Why Do Dogs Kill Rabbits?

Dogs kill rabbits usually due to their innate predatory instincts. These instincts can be stronger in certain breeds or individual dogs. The sight, smell, or movement of a rabbit can trigger a chase instinct in dogs, and unfortunately, this can sometimes result in the dog killing the rabbit.

What to Do if Your Dog Kills a Rabbit

If your dog kills a rabbit, the first step is to remove your dog from the situation to prevent further harm or potential ingestion of the rabbit. Keep calm and ensure you handle the situation appropriately to avoid instilling fear or anxiety in your dog. Remember, it’s a result of their instinct and not necessarily a sign of disobedience.

Preventing Future Incidents

To prevent future incidents, it’s important to control your dog’s environment and interactions with rabbits. This includes securing your yard to prevent rabbits from entering, supervising interactions between your dog and rabbits, and investing in appropriate training to manage your dog’s predatory instincts.

Training Your Dog With Rabbits

Training your dog with rabbits is key to preventing a recurrence of such an incident. Teaching your dog the “leave it” command is especially useful. This command instructs your dog to ignore or walk away from various distractions, including rabbits. Obedience training should be consistent and reinforced with positive rewards for the best outcome.

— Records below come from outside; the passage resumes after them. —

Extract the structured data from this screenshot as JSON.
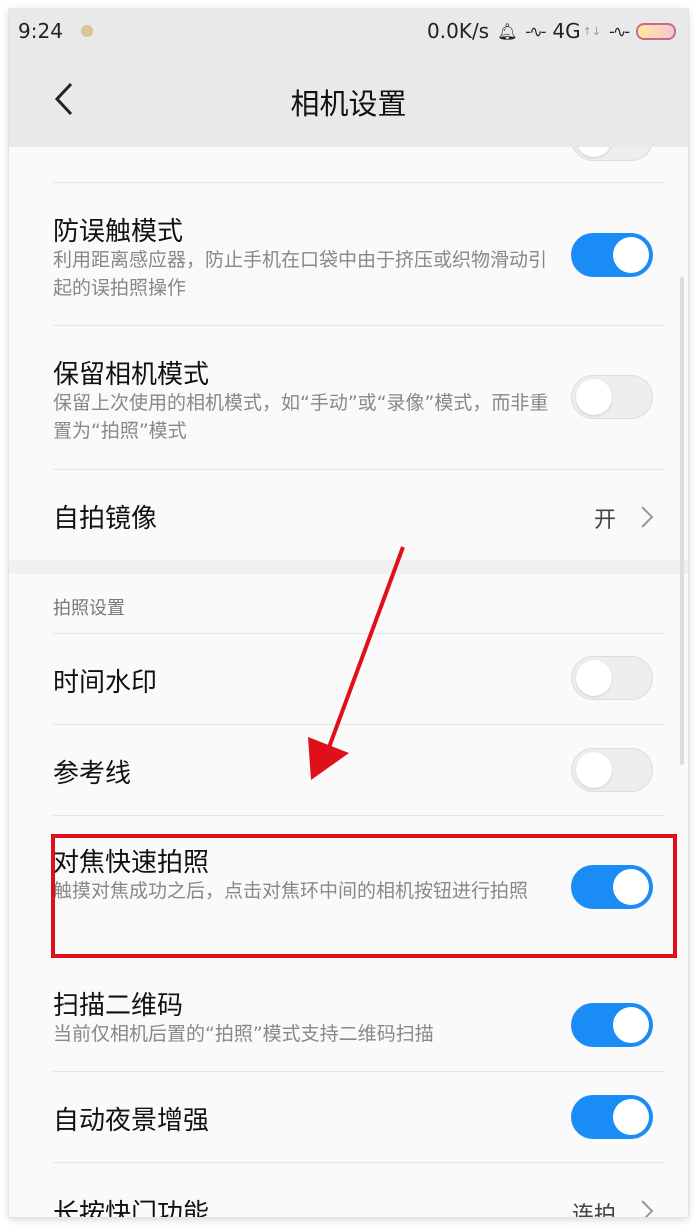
{
  "status_bar": {
    "time": "9:24",
    "speed": "0.0K/s",
    "network": "4G"
  },
  "header": {
    "title": "相机设置"
  },
  "settings": {
    "prev_toggle_on": false,
    "anti_mistouch": {
      "title": "防误触模式",
      "desc": "利用距离感应器，防止手机在口袋中由于挤压或织物滑动引起的误拍照操作",
      "on": true
    },
    "keep_mode": {
      "title": "保留相机模式",
      "desc": "保留上次使用的相机模式，如“手动”或“录像”模式，而非重置为“拍照”模式",
      "on": false
    },
    "selfie_mirror": {
      "title": "自拍镜像",
      "value": "开"
    },
    "photo_section": {
      "header": "拍照设置"
    },
    "time_watermark": {
      "title": "时间水印",
      "on": false
    },
    "grid_lines": {
      "title": "参考线",
      "on": false
    },
    "focus_shoot": {
      "title": "对焦快速拍照",
      "desc": "触摸对焦成功之后，点击对焦环中间的相机按钮进行拍照",
      "on": true
    },
    "qr_scan": {
      "title": "扫描二维码",
      "desc": "当前仅相机后置的“拍照”模式支持二维码扫描",
      "on": true
    },
    "night_enhance": {
      "title": "自动夜景增强",
      "on": true
    },
    "long_press_shutter": {
      "title": "长按快门功能",
      "value": "连拍"
    }
  },
  "colors": {
    "toggle_on": "#1a8cf5",
    "annotation_red": "#e0101a"
  }
}
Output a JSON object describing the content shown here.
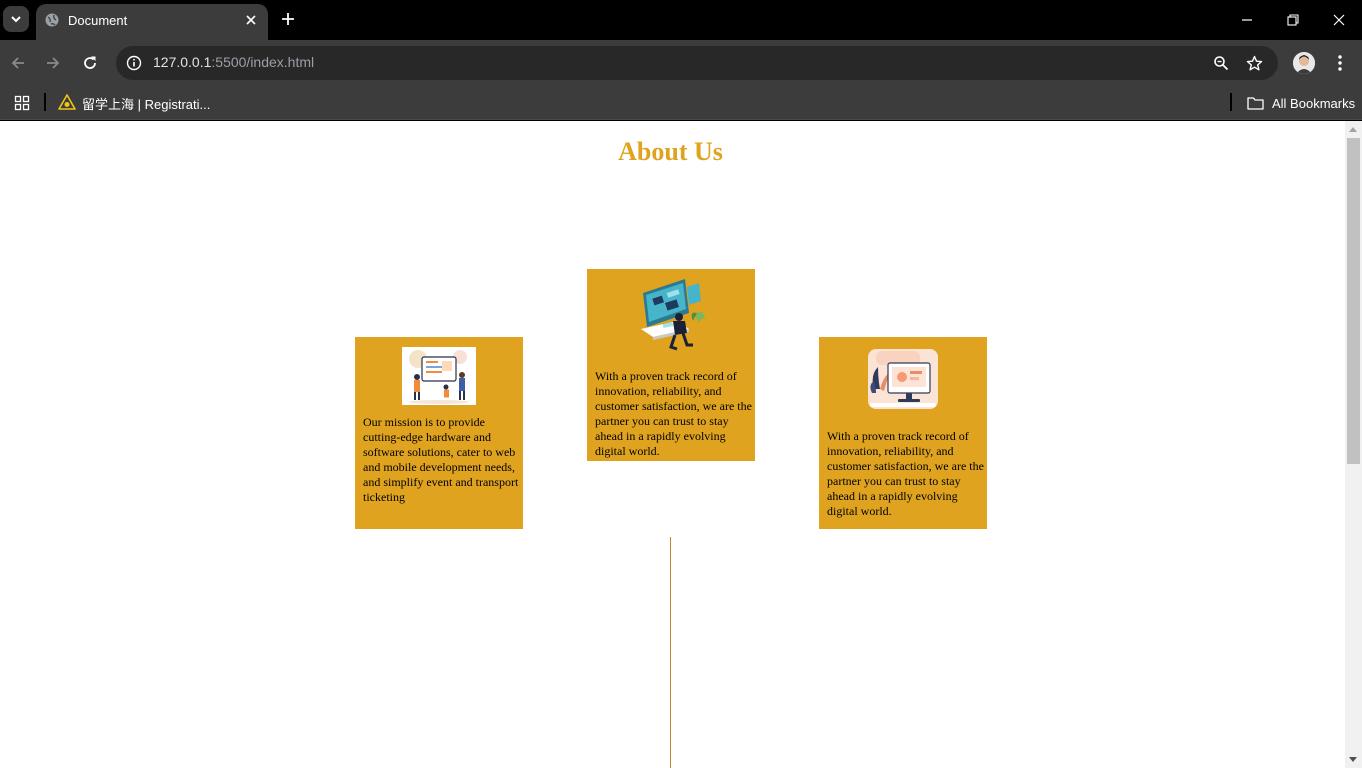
{
  "browser": {
    "tab_title": "Document",
    "url_host": "127.0.0.1",
    "url_rest": ":5500/index.html",
    "bookmarks": [
      {
        "label": "留学上海 | Registrati..."
      }
    ],
    "all_bookmarks_label": "All Bookmarks"
  },
  "page": {
    "title": "About Us",
    "accent_color": "#dfa320",
    "cards": [
      {
        "image": "team-whiteboard-illustration",
        "text": "Our mission is to provide cutting-edge hardware and software solutions, cater to web and mobile development needs, and simplify event and transport ticketing"
      },
      {
        "image": "developer-at-desk-illustration",
        "text": "With a proven track record of innovation, reliability, and customer satisfaction, we are the partner you can trust to stay ahead in a rapidly evolving digital world."
      },
      {
        "image": "monitor-plants-illustration",
        "text": "With a proven track record of innovation, reliability, and customer satisfaction, we are the partner you can trust to stay ahead in a rapidly evolving digital world."
      }
    ]
  }
}
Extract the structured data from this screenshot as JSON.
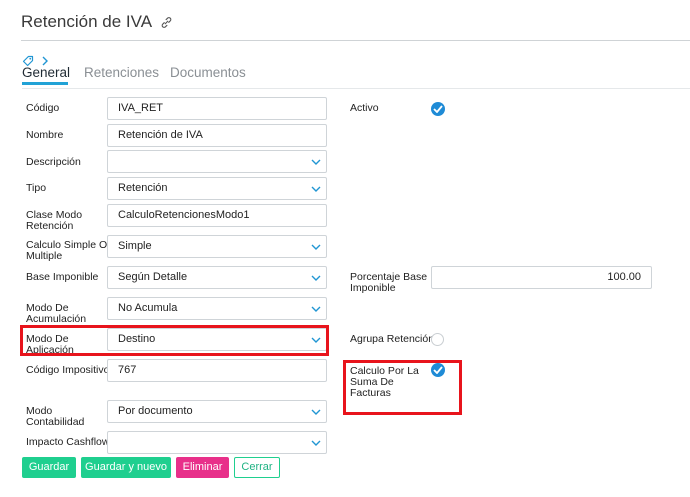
{
  "page": {
    "title": "Retención de IVA"
  },
  "tabs": [
    {
      "label": "General",
      "active": true
    },
    {
      "label": "Retenciones",
      "active": false
    },
    {
      "label": "Documentos",
      "active": false
    }
  ],
  "form": {
    "codigo": {
      "label": "Código",
      "value": "IVA_RET"
    },
    "nombre": {
      "label": "Nombre",
      "value": "Retención de IVA"
    },
    "descripcion": {
      "label": "Descripción",
      "value": ""
    },
    "tipo": {
      "label": "Tipo",
      "value": "Retención"
    },
    "clase_modo": {
      "label_1": "Clase Modo",
      "label_2": "Retención",
      "value": "CalculoRetencionesModo1"
    },
    "calculo_simple": {
      "label_1": "Calculo Simple O",
      "label_2": "Multiple",
      "value": "Simple"
    },
    "base_imponible": {
      "label": "Base Imponible",
      "value": "Según Detalle"
    },
    "modo_acumulacion": {
      "label_1": "Modo De",
      "label_2": "Acumulación",
      "value": "No Acumula"
    },
    "modo_aplicacion": {
      "label_1": "Modo De",
      "label_2": "Aplicación",
      "value": "Destino"
    },
    "codigo_impositivo": {
      "label": "Código Impositivo",
      "value": "767"
    },
    "modo_contabilidad": {
      "label_1": "Modo",
      "label_2": "Contabilidad",
      "value": "Por documento"
    },
    "impacto_cashflow": {
      "label": "Impacto Cashflow",
      "value": ""
    },
    "activo": {
      "label": "Activo",
      "checked": true
    },
    "porcentaje_base": {
      "label_1": "Porcentaje Base",
      "label_2": "Imponible",
      "value": "100.00"
    },
    "agrupa_retencion": {
      "label": "Agrupa Retención",
      "checked": false
    },
    "calculo_suma": {
      "label_1": "Calculo Por La",
      "label_2": "Suma De",
      "label_3": "Facturas",
      "checked": true
    }
  },
  "buttons": {
    "save": "Guardar",
    "save_new": "Guardar y nuevo",
    "delete": "Eliminar",
    "close": "Cerrar"
  },
  "colors": {
    "accent": "#1f8bd6",
    "tab_underline": "#21a2d6",
    "success": "#1fcf8f",
    "danger": "#e8308a",
    "highlight": "#e8141c"
  }
}
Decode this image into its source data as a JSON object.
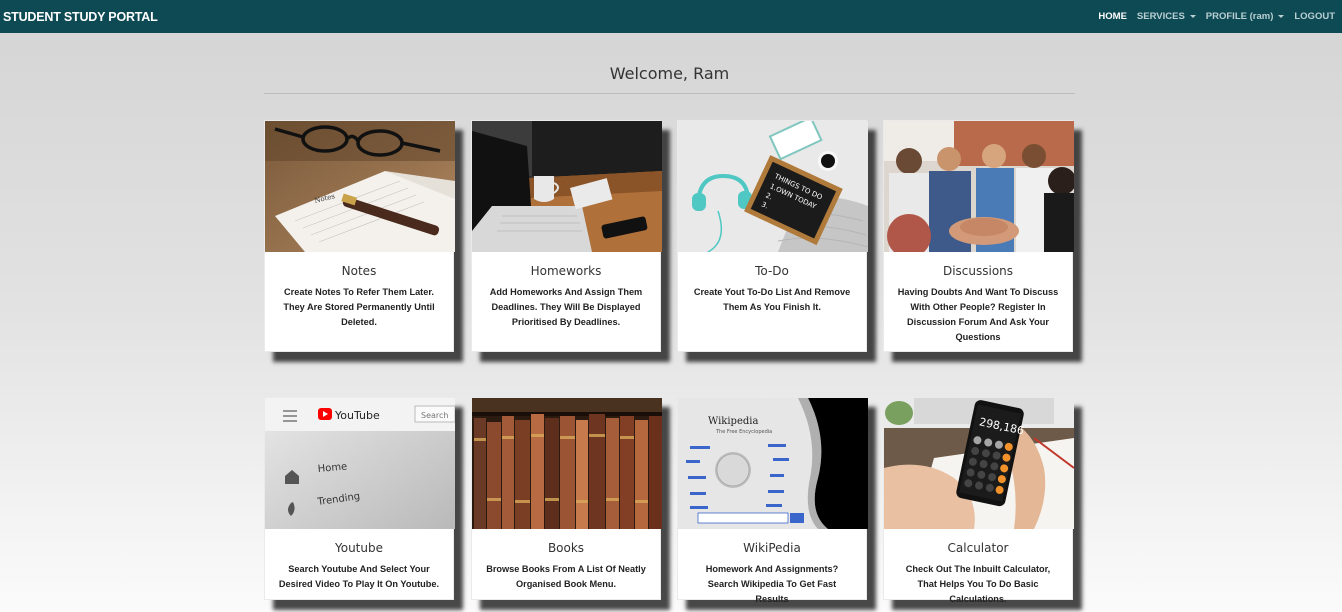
{
  "navbar": {
    "brand": "STUDENT STUDY PORTAL",
    "links": [
      {
        "label": "HOME",
        "active": true
      },
      {
        "label": "SERVICES",
        "dropdown": true
      },
      {
        "label": "PROFILE (ram)",
        "dropdown": true
      },
      {
        "label": "LOGOUT"
      }
    ]
  },
  "welcome": "Welcome, Ram",
  "cards": [
    {
      "title": "Notes",
      "desc": "Create Notes To Refer Them Later. They Are Stored Permanently Until Deleted.",
      "icon": "notes-image"
    },
    {
      "title": "Homeworks",
      "desc": "Add Homeworks And Assign Them Deadlines. They Will Be Displayed Prioritised By Deadlines.",
      "icon": "laptop-desk-image"
    },
    {
      "title": "To-Do",
      "desc": "Create Yout To-Do List And Remove Them As You Finish It.",
      "icon": "todo-board-image"
    },
    {
      "title": "Discussions",
      "desc": "Having Doubts And Want To Discuss With Other People? Register In Discussion Forum And Ask Your Questions",
      "icon": "group-hands-image"
    },
    {
      "title": "Youtube",
      "desc": "Search Youtube And Select Your Desired Video To Play It On Youtube.",
      "icon": "youtube-screen-image"
    },
    {
      "title": "Books",
      "desc": "Browse Books From A List Of Neatly Organised Book Menu.",
      "icon": "bookshelf-image"
    },
    {
      "title": "WikiPedia",
      "desc": "Homework And Assignments? Search Wikipedia To Get Fast Results",
      "icon": "wikipedia-screen-image"
    },
    {
      "title": "Calculator",
      "desc": "Check Out The Inbuilt Calculator, That Helps You To Do Basic Calculations.",
      "icon": "phone-calculator-image"
    }
  ],
  "images": {
    "todo": {
      "board": "THINGS TO DO",
      "line1": "1.OWN TODAY",
      "line2": "2.",
      "line3": "3."
    },
    "youtube": {
      "logo": "YouTube",
      "search": "Search",
      "home": "Home",
      "trending": "Trending"
    },
    "wikipedia": {
      "title": "Wikipedia",
      "subtitle": "The Free Encyclopedia"
    },
    "calculator": {
      "display": "298,186"
    }
  },
  "colors": {
    "navbar": "#0e4a54",
    "youtube_red": "#ff0000",
    "calc_orange": "#f3922b"
  }
}
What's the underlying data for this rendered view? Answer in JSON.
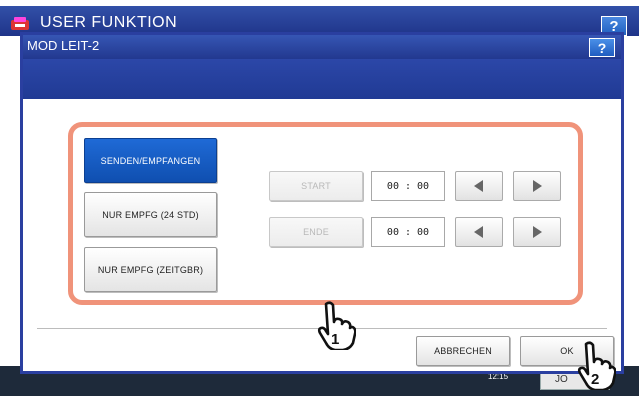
{
  "background": {
    "title": "USER FUNKTION",
    "help_label": "?",
    "time": "12:15",
    "jobs_label": "JO"
  },
  "dialog": {
    "title": "MOD LEIT-2",
    "help_label": "?"
  },
  "mode_buttons": [
    {
      "label": "SENDEN/EMPFANGEN",
      "selected": true
    },
    {
      "label": "NUR EMPFG (24 STD)",
      "selected": false
    },
    {
      "label": "NUR EMPFG (ZEITGBR)",
      "selected": false
    }
  ],
  "time_rows": {
    "start": {
      "label": "START",
      "value": "00 : 00"
    },
    "end": {
      "label": "ENDE",
      "value": "00 : 00"
    }
  },
  "footer": {
    "cancel_label": "ABBRECHEN",
    "ok_label": "OK"
  },
  "callouts": {
    "step1": "1",
    "step2": "2"
  },
  "colors": {
    "title_bar": "#2a3fa0",
    "selected_button": "#1259c4",
    "highlight": "#f0937a"
  },
  "icons": [
    "left-arrow-icon",
    "right-arrow-icon",
    "pointing-hand-icon",
    "help-icon",
    "logo-icon"
  ]
}
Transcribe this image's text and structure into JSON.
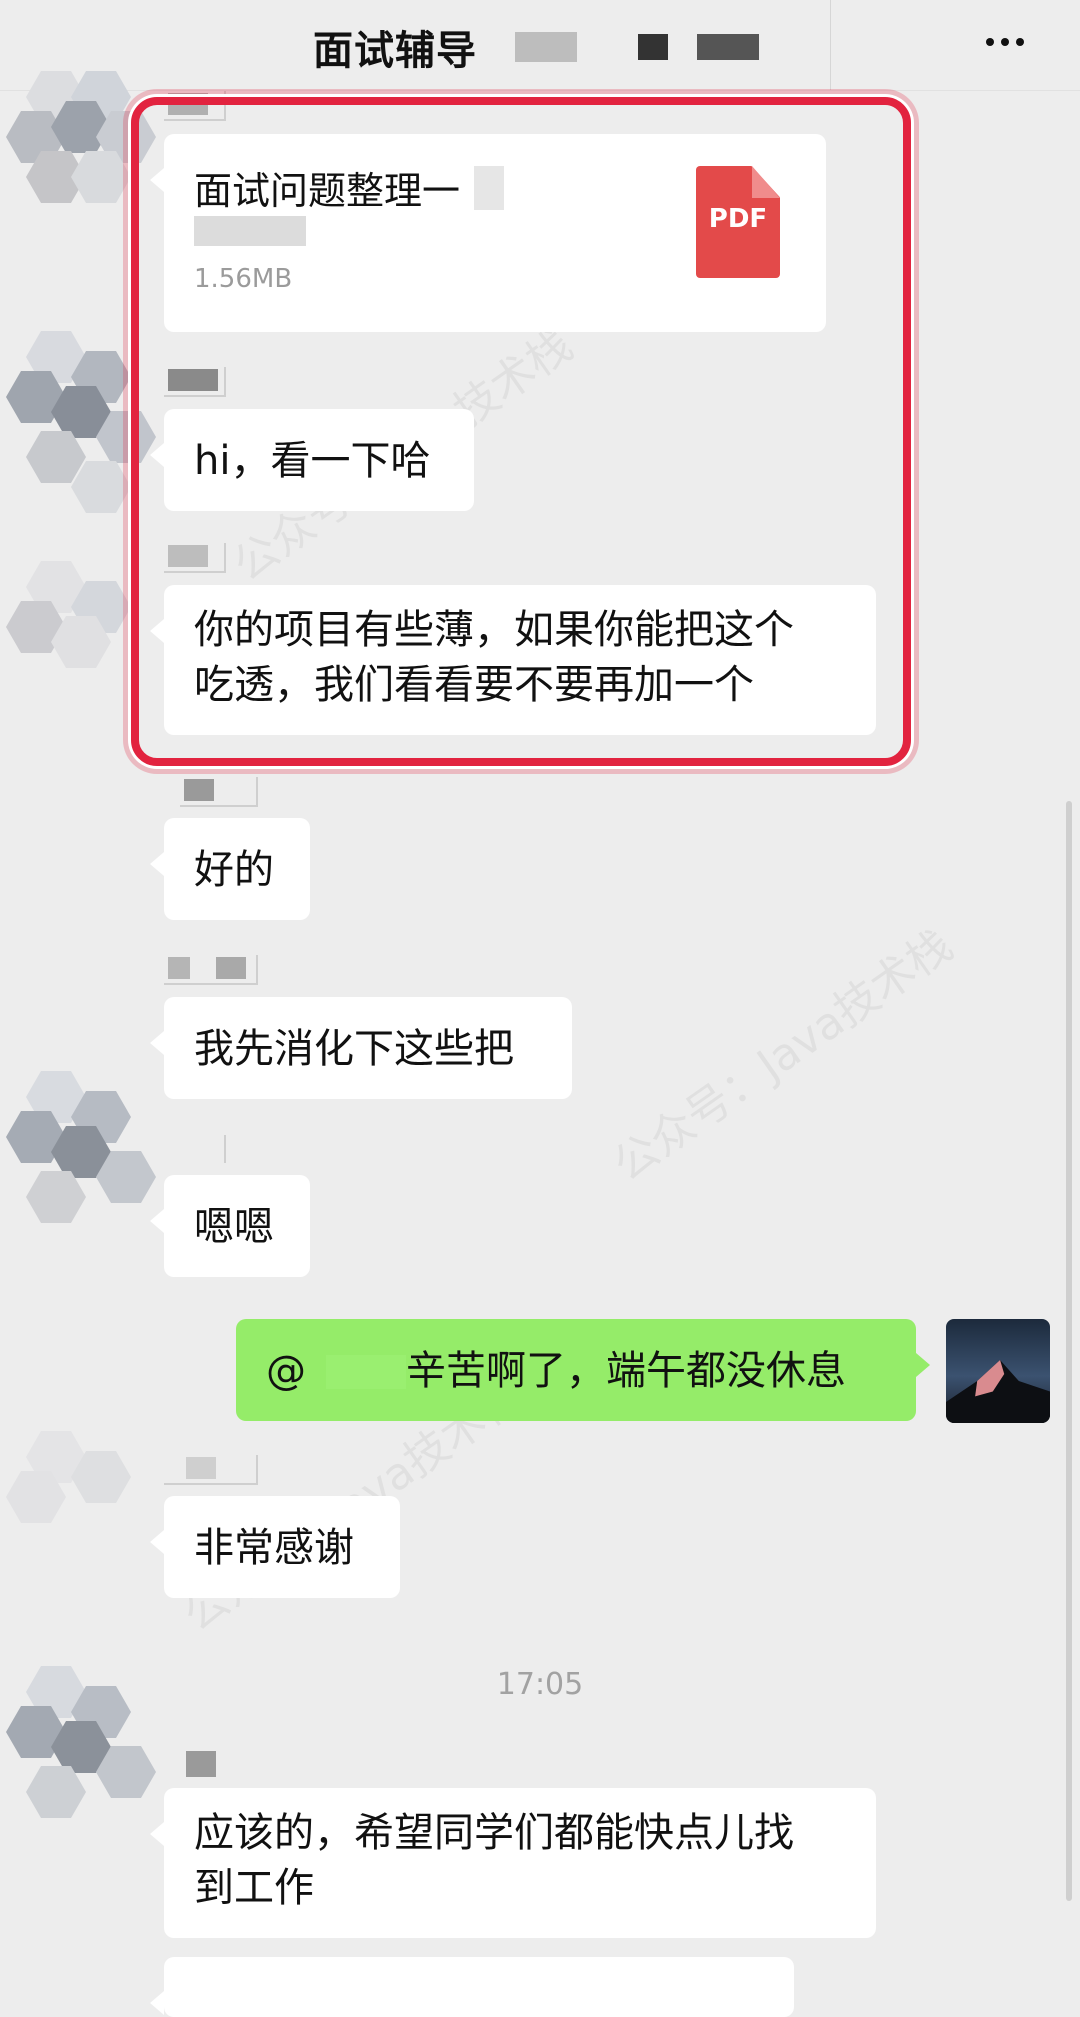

It’s important that you understand that dogs have inherent instincts that can result in them killing rabbits. However, with adequate control of their environment and proper training, it’s possible to manage these instincts and prevent such incidents in the future. Learn about dealing with underlying issues that may stop your progress in the first section.

Why Do Dogs Chase Rabbits?

Dogs chase rabbits due to their innate predatory instincts. Dogs, being descendants of wolves, have a built-in drive to hunt smaller animals, including rabbits. This behavior is often intensified by the rabbit’s movement, as running stimulates the dog’s chase instinct. However, with proper training and management, this behavior can be controlled.

Can a Dog Catch a Rabbit?

While it’s possible for a dog to catch a rabbit, most rabbits are very agile and have evolved to evade predators effectively. They can often outrun dogs with their zig-zagging escape pattern. However, some dogs, particularly those bred for hunting, might be able to catch a rabbit, especially if they catch the rabbit by surprise or corner it.

The Predatory Instinct in a Dog with Rabbits

Dogs have inherited their predatory instincts from their ancestors, the wolves. This includes a sequence of behaviors such as orienting, stalking, chasing, grabbing, killing, and consuming. When a dog sees a rabbit, it might engage in the initial steps of this sequence (orienting, stalking, and chasing), but often, domestic dogs do not carry through the full sequence.

Managing Your Dog’s Chasing Behaviour

To manage your dog’s instinct to chase rabbits, focus on training methods that instill impulse control, such as the ‘leave it’ or ‘stay’ commands. Using a leash or a long line can also help manage this behavior during walks. Creating a safe and secure outdoor environment for your dog can also prevent encounters with rabbits.

Redirecting Your Dog’s Chase Instinct

Another effective approach is to redirect your dog’s chase instinct towards toys or other forms of play. Fetch games, tug-of-war, or agility training can provide a healthy outlet for your dog’s natural drive to chase.

While a dog chasing rabbits is innate and deeply rooted in their nature, it can be managed with training and redirection. Understanding this behavior is key to keeping both your dog and local wildlife safe. If you’re having problems getting your dog to listen, go back to the first section where we’ll help you deal with any underlying issues that remain.

I’m sure you’re ready to not stress out so much about whether or not your rabbit and dogs can get along and live together, so I’ll let you get started on things now. Good luck, and thanks for reading this article “Dog With Rabbits: How to Help Them Get Along!”

The Author

KB Williams

KB Williams

Hey there! I'm a dog behavior expert and lover of travel. Since 2016, I've been sharing my knowledge of dog training and behavior while exploring the Pacific Northwest with my two rescues.